Exercise objective> Reproduce each line of the following material exactly, omitting the images.

◆ ◆ ◆ ◆ ◆

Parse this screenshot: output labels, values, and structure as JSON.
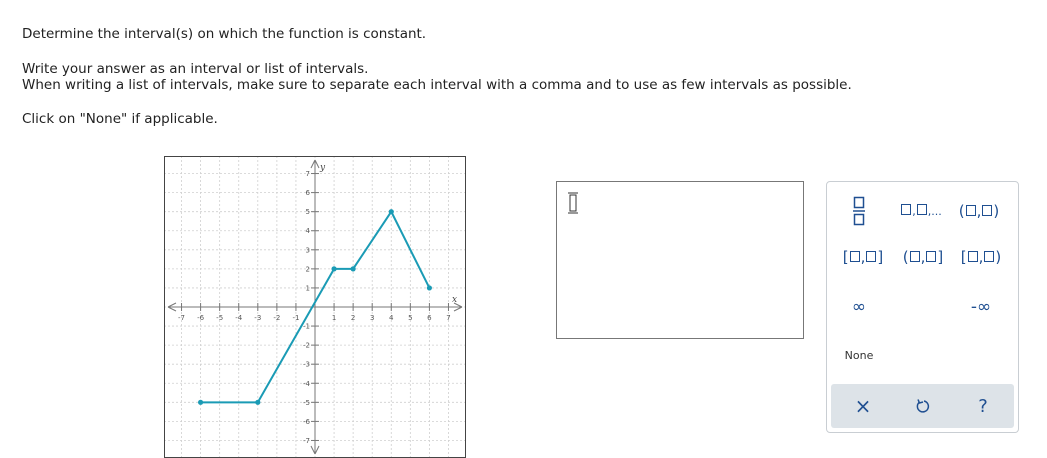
{
  "question": {
    "prompt": "Determine the interval(s) on which the function is constant.",
    "instruction_1": "Write your answer as an interval or list of intervals.",
    "instruction_2": "When writing a list of intervals, make sure to separate each interval with a comma and to use as few intervals as possible.",
    "instruction_3": "Click on \"None\" if applicable."
  },
  "graph": {
    "xlabel": "x",
    "ylabel": "y",
    "xlim": [
      -7,
      7
    ],
    "ylim": [
      -7,
      7
    ],
    "x_ticks": [
      -7,
      -6,
      -5,
      -4,
      -3,
      -2,
      -1,
      1,
      2,
      3,
      4,
      5,
      6,
      7
    ],
    "y_ticks": [
      7,
      6,
      5,
      4,
      3,
      2,
      1,
      -1,
      -2,
      -3,
      -4,
      -5,
      -6,
      -7
    ],
    "line_color": "#1a9bb5",
    "points": [
      [
        -6,
        -5
      ],
      [
        -3,
        -5
      ],
      [
        1,
        2
      ],
      [
        2,
        2
      ],
      [
        4,
        5
      ],
      [
        6,
        1
      ]
    ]
  },
  "answer": {
    "value": ""
  },
  "keypad": {
    "keys": {
      "fraction": "fraction-icon",
      "list": "□,□,...",
      "open_open": "(□,□)",
      "closed_closed": "[□,□]",
      "open_closed": "(□,□]",
      "closed_open": "[□,□)",
      "infinity": "∞",
      "neg_infinity": "-∞",
      "none": "None"
    },
    "footer": {
      "clear": "×",
      "undo": "undo-icon",
      "help": "?"
    }
  }
}
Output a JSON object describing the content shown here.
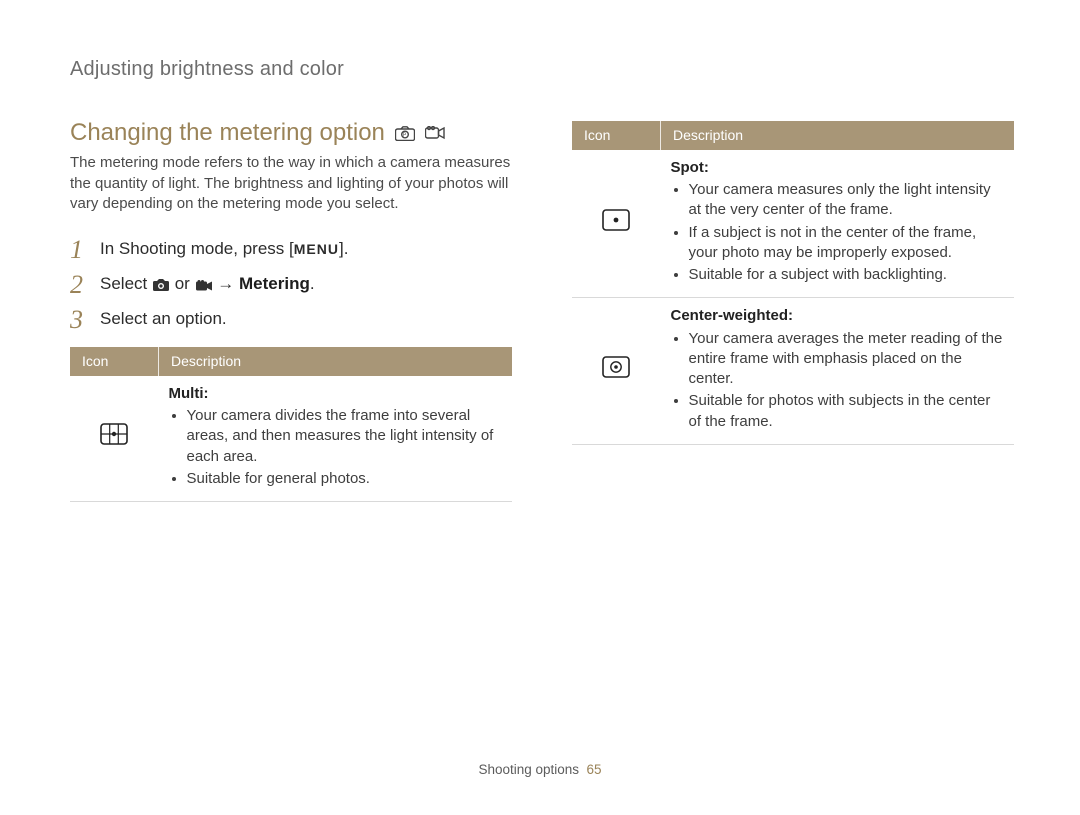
{
  "breadcrumb": "Adjusting brightness and color",
  "section_title": "Changing the metering option",
  "intro_text": "The metering mode refers to the way in which a camera measures the quantity of light. The brightness and lighting of your photos will vary depending on the metering mode you select.",
  "steps": {
    "s1_a": "In Shooting mode, press [",
    "s1_b": "].",
    "s1_menu": "MENU",
    "s2_a": "Select ",
    "s2_b": " or ",
    "s2_c": " → ",
    "s2_d": ".",
    "s2_bold": "Metering",
    "s3": "Select an option."
  },
  "table": {
    "header_icon": "Icon",
    "header_desc": "Description"
  },
  "options": {
    "multi": {
      "title": "Multi:",
      "b1": "Your camera divides the frame into several areas, and then measures the light intensity of each area.",
      "b2": "Suitable for general photos."
    },
    "spot": {
      "title": "Spot:",
      "b1": "Your camera measures only the light intensity at the very center of the frame.",
      "b2": "If a subject is not in the center of the frame, your photo may be improperly exposed.",
      "b3": "Suitable for a subject with backlighting."
    },
    "center": {
      "title": "Center-weighted:",
      "b1": "Your camera averages the meter reading of the entire frame with emphasis placed on the center.",
      "b2": "Suitable for photos with subjects in the center of the frame."
    }
  },
  "footer": {
    "section": "Shooting options",
    "page": "65"
  }
}
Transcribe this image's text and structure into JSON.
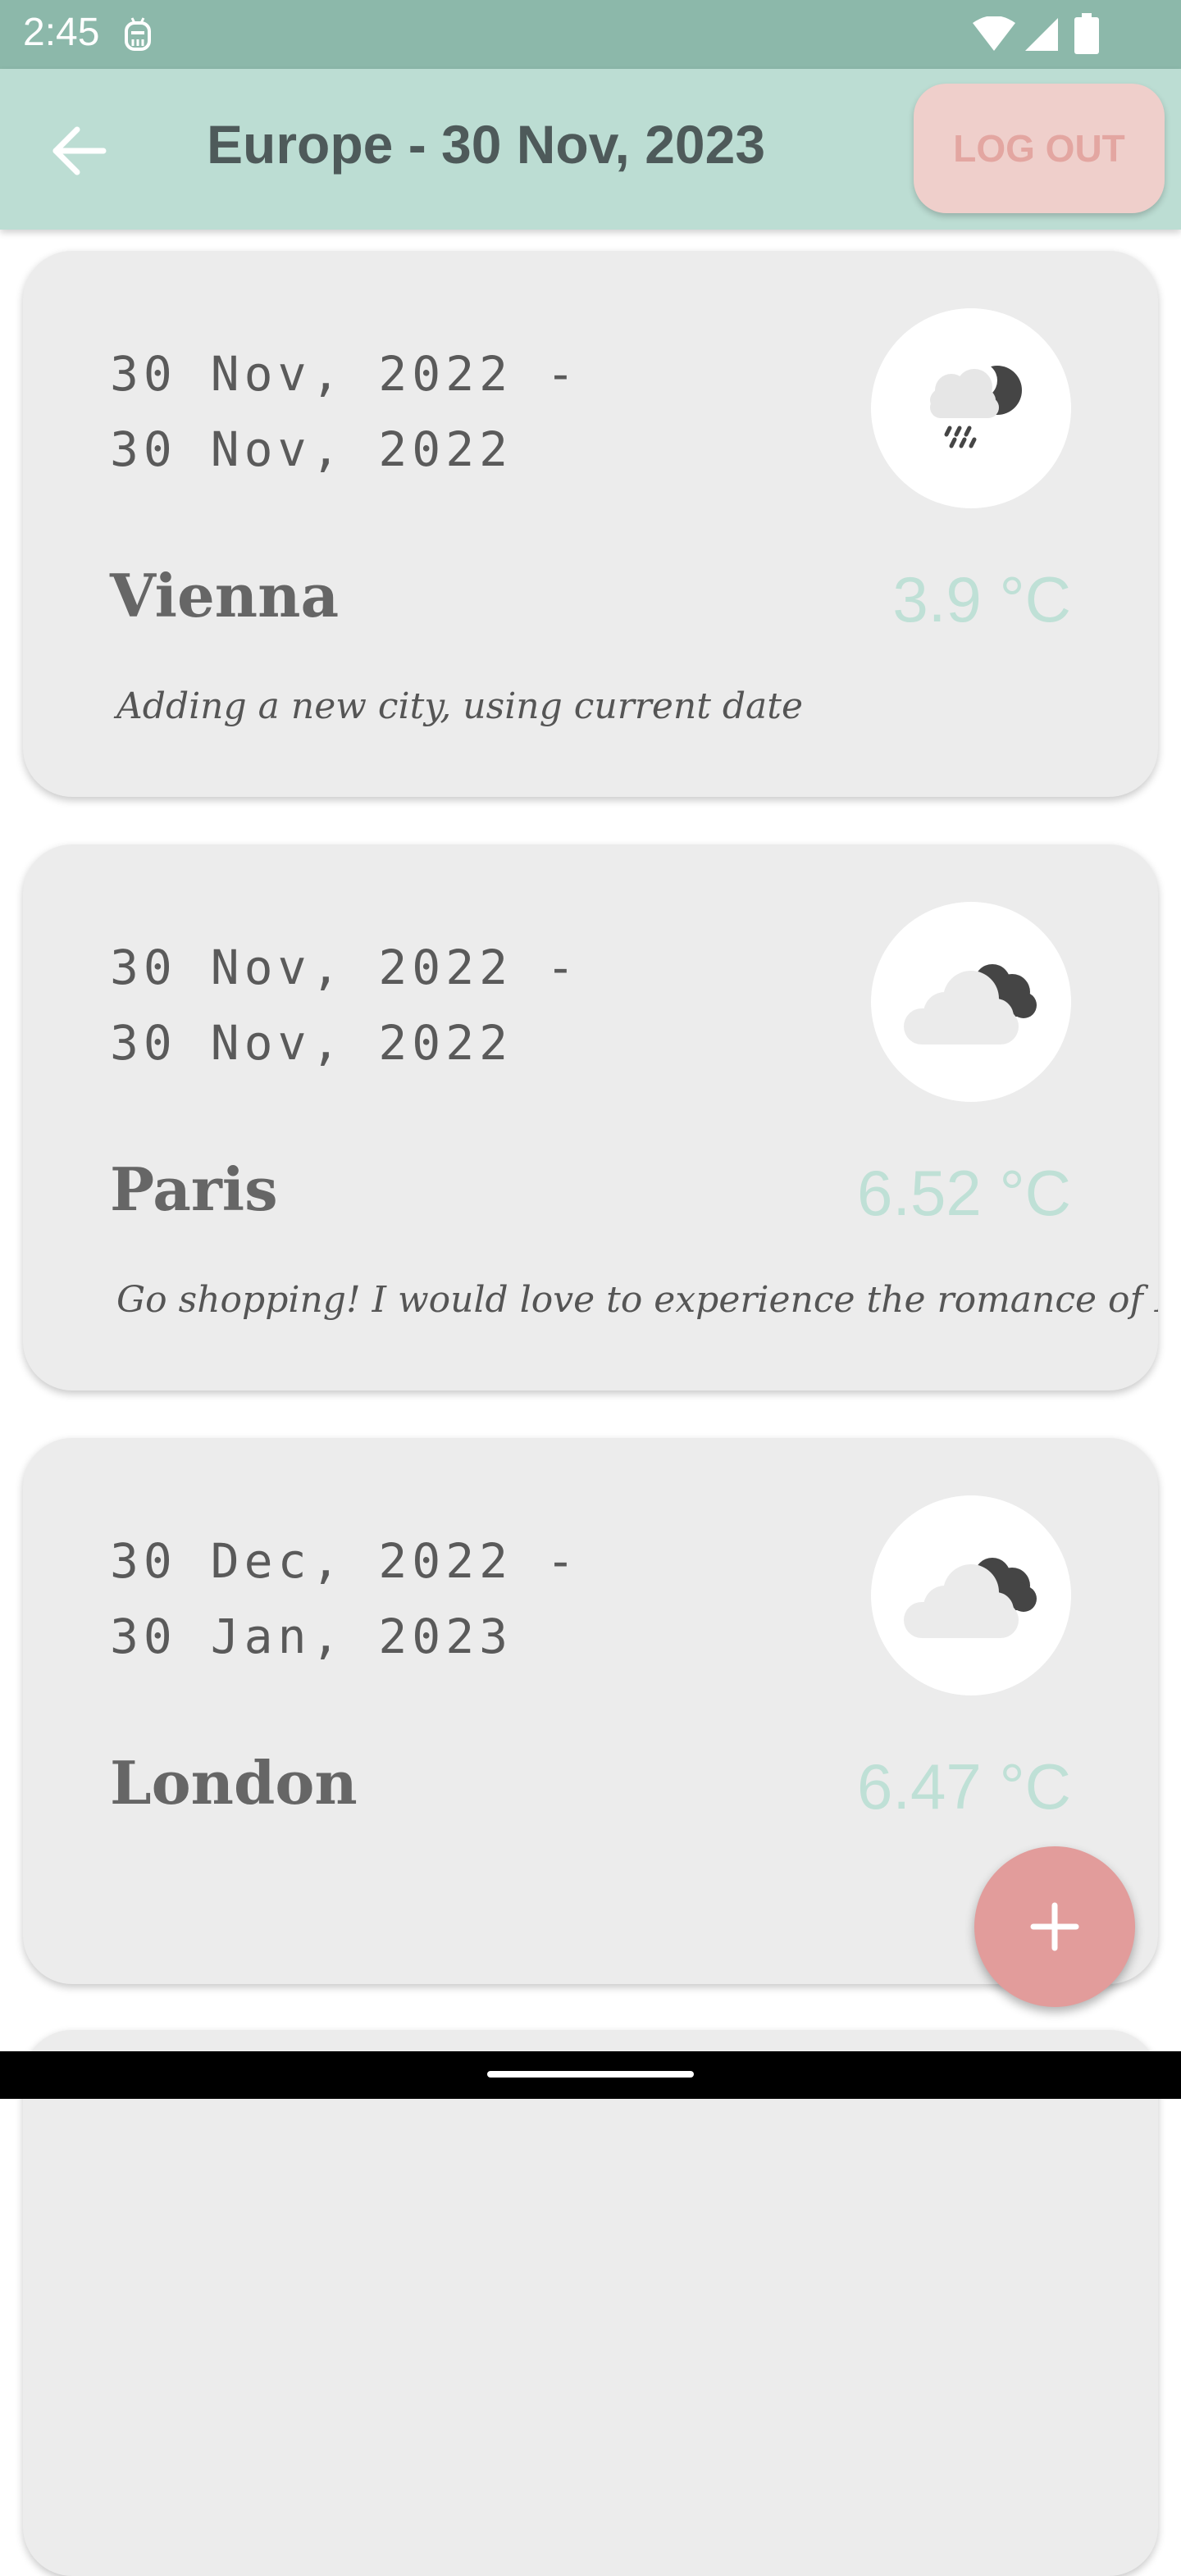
{
  "status_bar": {
    "time": "2:45"
  },
  "app_bar": {
    "title": "Europe - 30 Nov, 2023",
    "logout_label": "LOG OUT"
  },
  "trips": [
    {
      "date_start": "30 Nov, 2022 -",
      "date_end": "30 Nov, 2022",
      "city": "Vienna",
      "temperature": "3.9 °C",
      "note": "Adding a new city, using current date",
      "weather_icon": "rain-night-icon"
    },
    {
      "date_start": "30 Nov, 2022 -",
      "date_end": "30 Nov, 2022",
      "city": "Paris",
      "temperature": "6.52 °C",
      "note": "Go shopping! I would love to experience the romance of France!",
      "weather_icon": "cloudy-night-icon"
    },
    {
      "date_start": "30 Dec, 2022 -",
      "date_end": "30 Jan, 2023",
      "city": "London",
      "temperature": "6.47 °C",
      "note": "",
      "weather_icon": "cloudy-night-icon"
    }
  ],
  "colors": {
    "status_bar": "#8cb8aa",
    "app_bar": "#bcddd3",
    "logout_bg": "#efcfcb",
    "logout_text": "#e3a6a1",
    "temperature": "#bfe0d6",
    "fab": "#e29c9b",
    "card": "#ececec"
  }
}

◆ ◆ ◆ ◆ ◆

Your solution>
Parse this screenshot: output labels, values, and structure as JSON.
{
  "question": {
    "prompt": "Determine the interval(s) on which the function is constant.",
    "instruction_1": "Write your answer as an interval or list of intervals.",
    "instruction_2": "When writing a list of intervals, make sure to separate each interval with a comma and to use as few intervals as possible.",
    "instruction_3": "Click on \"None\" if applicable."
  },
  "graph": {
    "xlabel": "x",
    "ylabel": "y",
    "xlim": [
      -7,
      7
    ],
    "ylim": [
      -7,
      7
    ],
    "x_ticks": [
      -7,
      -6,
      -5,
      -4,
      -3,
      -2,
      -1,
      1,
      2,
      3,
      4,
      5,
      6,
      7
    ],
    "y_ticks": [
      7,
      6,
      5,
      4,
      3,
      2,
      1,
      -1,
      -2,
      -3,
      -4,
      -5,
      -6,
      -7
    ],
    "line_color": "#1a9bb5",
    "points": [
      [
        -6,
        -5
      ],
      [
        -3,
        -5
      ],
      [
        1,
        2
      ],
      [
        2,
        2
      ],
      [
        4,
        5
      ],
      [
        6,
        1
      ]
    ]
  },
  "answer": {
    "value": ""
  },
  "keypad": {
    "keys": {
      "fraction": "fraction-icon",
      "list": "□,□,...",
      "open_open": "(□,□)",
      "closed_closed": "[□,□]",
      "open_closed": "(□,□]",
      "closed_open": "[□,□)",
      "infinity": "∞",
      "neg_infinity": "-∞",
      "none": "None"
    },
    "footer": {
      "clear": "×",
      "undo": "undo-icon",
      "help": "?"
    }
  }
}
Output a JSON object describing the content shown here.
{
  "breadcrumb": "Adjusting brightness and color",
  "section_title": "Changing the metering option",
  "intro_text": "The metering mode refers to the way in which a camera measures the quantity of light. The brightness and lighting of your photos will vary depending on the metering mode you select.",
  "steps": {
    "s1_a": "In Shooting mode, press [",
    "s1_b": "].",
    "s1_menu": "MENU",
    "s2_a": "Select ",
    "s2_b": " or ",
    "s2_c": " → ",
    "s2_d": ".",
    "s2_bold": "Metering",
    "s3": "Select an option."
  },
  "table": {
    "header_icon": "Icon",
    "header_desc": "Description"
  },
  "options": {
    "multi": {
      "title": "Multi:",
      "b1": "Your camera divides the frame into several areas, and then measures the light intensity of each area.",
      "b2": "Suitable for general photos."
    },
    "spot": {
      "title": "Spot:",
      "b1": "Your camera measures only the light intensity at the very center of the frame.",
      "b2": "If a subject is not in the center of the frame, your photo may be improperly exposed.",
      "b3": "Suitable for a subject with backlighting."
    },
    "center": {
      "title": "Center-weighted:",
      "b1": "Your camera averages the meter reading of the entire frame with emphasis placed on the center.",
      "b2": "Suitable for photos with subjects in the center of the frame."
    }
  },
  "footer": {
    "section": "Shooting options",
    "page": "65"
  }
}
Transcribe this image's text and structure into JSON.
{
  "status_bar": {
    "time": "2:45"
  },
  "app_bar": {
    "title": "Europe - 30 Nov, 2023",
    "logout_label": "LOG OUT"
  },
  "trips": [
    {
      "date_start": "30 Nov, 2022 -",
      "date_end": "30 Nov, 2022",
      "city": "Vienna",
      "temperature": "3.9 °C",
      "note": "Adding a new city, using current date",
      "weather_icon": "rain-night-icon"
    },
    {
      "date_start": "30 Nov, 2022 -",
      "date_end": "30 Nov, 2022",
      "city": "Paris",
      "temperature": "6.52 °C",
      "note": "Go shopping! I would love to experience the romance of France!",
      "weather_icon": "cloudy-night-icon"
    },
    {
      "date_start": "30 Dec, 2022 -",
      "date_end": "30 Jan, 2023",
      "city": "London",
      "temperature": "6.47 °C",
      "note": "",
      "weather_icon": "cloudy-night-icon"
    }
  ],
  "colors": {
    "status_bar": "#8cb8aa",
    "app_bar": "#bcddd3",
    "logout_bg": "#efcfcb",
    "logout_text": "#e3a6a1",
    "temperature": "#bfe0d6",
    "fab": "#e29c9b",
    "card": "#ececec"
  }
}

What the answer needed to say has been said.